#15

@mungbeans - It sure seems like the majority of my sons symptoms are gone. He seems almost normal to me. He is working over 50 hours a week. Still mostly stays in his room when he is home - he actually goes out to smoke and in and out to do that quite a bit. He will come out of his room when I am home. Something he used to not do and talks to me but not for long. He’s still a bit off and I’m not sure how he is at work but he says it’s fine and has been working since in end of June. I am sure at some point he will refuse the meds and we’ll see if it all comes back. Have you managed to get your wife into the doctor?


#16

I can see where you typed “mom in CO…” but I cannot find how to add anything under my name. There is an edit button to change the photo, but not to type in something under the photo…


#17

@oldladyblue - go to settings. To get here click on your circle/photo. for me its the D
29%20PM|298x232 -

click on the gear. I’m guessing you did that 'cause you can see where to change your photo. On the left menu bar click on profile and then you can add info about yourself. I suppose I should update mine.


#18

In your question are you seeking hope that someone can put this behind them and have a “normal” life. If so you are setting yourself up for a huge letdown at some point. The meds are powerful and work in varying degrees for people. Think of it this way someone with high blood pressure can take meds and his blood pressure can be perfect for years. But the underlying cause of the illness is still present. As we age, our entire bodily system undergoes change and BP meds can lose efficacy or stress can cause BP to be difficult to control. Your symptoms may be controlled to the point it appears there are none, but they are always lurking under the surface. Same with SZ.

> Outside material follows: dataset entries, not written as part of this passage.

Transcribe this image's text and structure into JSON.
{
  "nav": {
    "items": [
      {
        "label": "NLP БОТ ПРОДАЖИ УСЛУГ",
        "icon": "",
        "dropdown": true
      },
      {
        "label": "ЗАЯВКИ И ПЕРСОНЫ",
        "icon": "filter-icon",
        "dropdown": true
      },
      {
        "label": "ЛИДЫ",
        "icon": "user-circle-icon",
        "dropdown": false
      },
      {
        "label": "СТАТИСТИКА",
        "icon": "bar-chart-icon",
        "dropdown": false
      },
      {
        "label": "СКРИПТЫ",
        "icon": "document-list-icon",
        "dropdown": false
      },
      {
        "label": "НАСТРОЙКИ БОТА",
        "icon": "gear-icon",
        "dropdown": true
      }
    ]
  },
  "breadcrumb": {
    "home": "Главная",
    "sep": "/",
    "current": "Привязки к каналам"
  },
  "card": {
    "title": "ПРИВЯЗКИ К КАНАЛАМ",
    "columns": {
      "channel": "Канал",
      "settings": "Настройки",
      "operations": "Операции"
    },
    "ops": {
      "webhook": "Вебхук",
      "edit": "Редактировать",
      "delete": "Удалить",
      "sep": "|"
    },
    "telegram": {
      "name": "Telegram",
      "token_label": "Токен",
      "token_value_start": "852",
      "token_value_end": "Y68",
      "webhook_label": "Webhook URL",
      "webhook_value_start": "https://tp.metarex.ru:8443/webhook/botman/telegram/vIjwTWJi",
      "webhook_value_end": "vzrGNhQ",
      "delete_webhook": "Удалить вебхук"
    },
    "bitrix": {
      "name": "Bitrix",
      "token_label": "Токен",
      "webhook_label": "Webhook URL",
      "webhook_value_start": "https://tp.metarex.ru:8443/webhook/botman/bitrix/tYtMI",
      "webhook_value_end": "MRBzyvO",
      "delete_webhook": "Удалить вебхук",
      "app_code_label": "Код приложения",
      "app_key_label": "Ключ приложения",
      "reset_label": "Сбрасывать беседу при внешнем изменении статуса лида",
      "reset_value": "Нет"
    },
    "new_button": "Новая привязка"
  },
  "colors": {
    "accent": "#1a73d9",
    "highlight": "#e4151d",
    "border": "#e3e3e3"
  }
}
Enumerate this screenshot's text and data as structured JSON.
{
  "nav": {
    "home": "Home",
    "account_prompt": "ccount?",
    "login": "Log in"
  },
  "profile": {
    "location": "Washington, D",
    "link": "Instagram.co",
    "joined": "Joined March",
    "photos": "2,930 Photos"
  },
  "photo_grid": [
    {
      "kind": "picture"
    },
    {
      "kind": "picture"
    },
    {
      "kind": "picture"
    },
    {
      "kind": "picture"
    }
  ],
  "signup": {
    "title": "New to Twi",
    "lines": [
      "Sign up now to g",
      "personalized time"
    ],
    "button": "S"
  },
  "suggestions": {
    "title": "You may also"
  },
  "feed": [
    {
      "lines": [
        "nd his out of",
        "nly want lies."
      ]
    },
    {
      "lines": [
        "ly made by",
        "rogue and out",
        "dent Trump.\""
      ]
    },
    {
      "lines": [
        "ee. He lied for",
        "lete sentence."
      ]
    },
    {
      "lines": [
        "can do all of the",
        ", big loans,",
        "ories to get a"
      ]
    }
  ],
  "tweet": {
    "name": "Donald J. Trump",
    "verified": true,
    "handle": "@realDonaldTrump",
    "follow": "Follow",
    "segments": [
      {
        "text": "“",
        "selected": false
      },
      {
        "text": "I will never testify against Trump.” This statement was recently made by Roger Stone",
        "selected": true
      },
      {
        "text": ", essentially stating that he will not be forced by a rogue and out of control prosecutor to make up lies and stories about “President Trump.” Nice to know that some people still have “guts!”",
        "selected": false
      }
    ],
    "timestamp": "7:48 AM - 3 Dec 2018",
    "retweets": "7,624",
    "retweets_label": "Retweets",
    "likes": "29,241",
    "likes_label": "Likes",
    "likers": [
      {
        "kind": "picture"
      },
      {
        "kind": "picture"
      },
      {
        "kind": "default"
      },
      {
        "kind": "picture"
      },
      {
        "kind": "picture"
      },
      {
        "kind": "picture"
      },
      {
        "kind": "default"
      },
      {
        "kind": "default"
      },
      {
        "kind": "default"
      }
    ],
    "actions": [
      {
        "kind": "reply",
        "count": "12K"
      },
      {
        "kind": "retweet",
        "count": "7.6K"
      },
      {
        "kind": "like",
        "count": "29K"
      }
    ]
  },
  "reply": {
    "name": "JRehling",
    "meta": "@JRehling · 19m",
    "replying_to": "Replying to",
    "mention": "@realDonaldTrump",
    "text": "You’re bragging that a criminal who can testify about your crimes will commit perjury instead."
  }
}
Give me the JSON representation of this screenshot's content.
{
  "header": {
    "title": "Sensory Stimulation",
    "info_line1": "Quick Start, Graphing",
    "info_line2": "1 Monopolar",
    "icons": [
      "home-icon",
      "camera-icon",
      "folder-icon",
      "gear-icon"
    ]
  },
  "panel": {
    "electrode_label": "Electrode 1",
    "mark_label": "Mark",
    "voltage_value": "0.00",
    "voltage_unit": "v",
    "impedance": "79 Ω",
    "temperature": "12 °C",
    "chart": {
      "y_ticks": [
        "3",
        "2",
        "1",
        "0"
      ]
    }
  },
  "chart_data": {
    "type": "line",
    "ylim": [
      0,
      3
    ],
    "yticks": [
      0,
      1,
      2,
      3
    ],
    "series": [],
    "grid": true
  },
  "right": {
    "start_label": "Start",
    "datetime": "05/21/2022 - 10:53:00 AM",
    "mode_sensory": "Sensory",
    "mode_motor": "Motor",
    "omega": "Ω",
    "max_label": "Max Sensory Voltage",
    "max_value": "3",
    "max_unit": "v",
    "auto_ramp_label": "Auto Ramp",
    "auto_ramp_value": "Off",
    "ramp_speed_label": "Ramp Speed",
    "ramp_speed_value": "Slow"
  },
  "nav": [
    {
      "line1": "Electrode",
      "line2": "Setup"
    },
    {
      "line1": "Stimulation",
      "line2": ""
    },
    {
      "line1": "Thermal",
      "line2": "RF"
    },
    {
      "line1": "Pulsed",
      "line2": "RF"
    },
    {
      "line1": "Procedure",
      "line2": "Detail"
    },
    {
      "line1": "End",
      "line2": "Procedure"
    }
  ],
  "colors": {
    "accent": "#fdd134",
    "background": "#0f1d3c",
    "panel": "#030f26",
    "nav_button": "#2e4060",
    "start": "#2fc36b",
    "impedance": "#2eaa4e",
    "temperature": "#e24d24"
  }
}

The reason I ask is my son’s former spouse had expectations a “no symptom” control would be attainable with meds and was hugely disappointed in the fact they were not. Many times dosage increased, meds added or subtracted with the end result is overwhelming side effects and abrupt refusal to take anymore (will not even go into the wild ride of sudden non compliance). Better to set a attainable goal with medicine management of what symptoms can be lived with and try CBT to manage living with the illness. If while working on the attainable goal, you experience no symptom relief, enjoy it. But do not expend all your energy trying to force meds.

Currently my son lives the symptoms and no drugs. A couple of years of CBT and he has some tools for dealing with delusions and auditory hallucinations. Although over this summer it got rough. Today was a good day --he’d cut his hair and showered and even alluded to the stress that pushed him over the edge.

But probably the most important part of this journey was not “fixing” my son, but fixing how I viewed this particular card we dealt in the game of life.


#19

@oldladyblue and @DianeR It took me awhile but I found it! Thank you for the guidance. I’ve added my basic profile info (primarily about son and his illness). Nothing exciting. :slight_smile:


#20

Everyone is different and it often takes time to find the right medication in the right dosage and then you have to give the medication enough time to reach full efficacy. I wish it was as easy as just pick a pill take it and you are cured…not usually so easy. My son is on a successful protocol of clozapine and depakote and his positive symptoms are pretty much gone (positive referring to the worst symptoms, ie; voices, serious delusions, odd behaviors) Yet many negative symptoms remain, lethargy, isolation, lack of self direction and motivation, disorganization at times and some lingering behaviors like sleeping in his street clothes, refusing to ever be without shoes on except in bed or in the shower. Quirky things but tolerable. Then again my son went through trials of at least 8 or 10 different medications over about a 4 year period before we found the right one at the right dose, then it took another year or 2 to see the full benefits of it. In retrospect, it was worth it.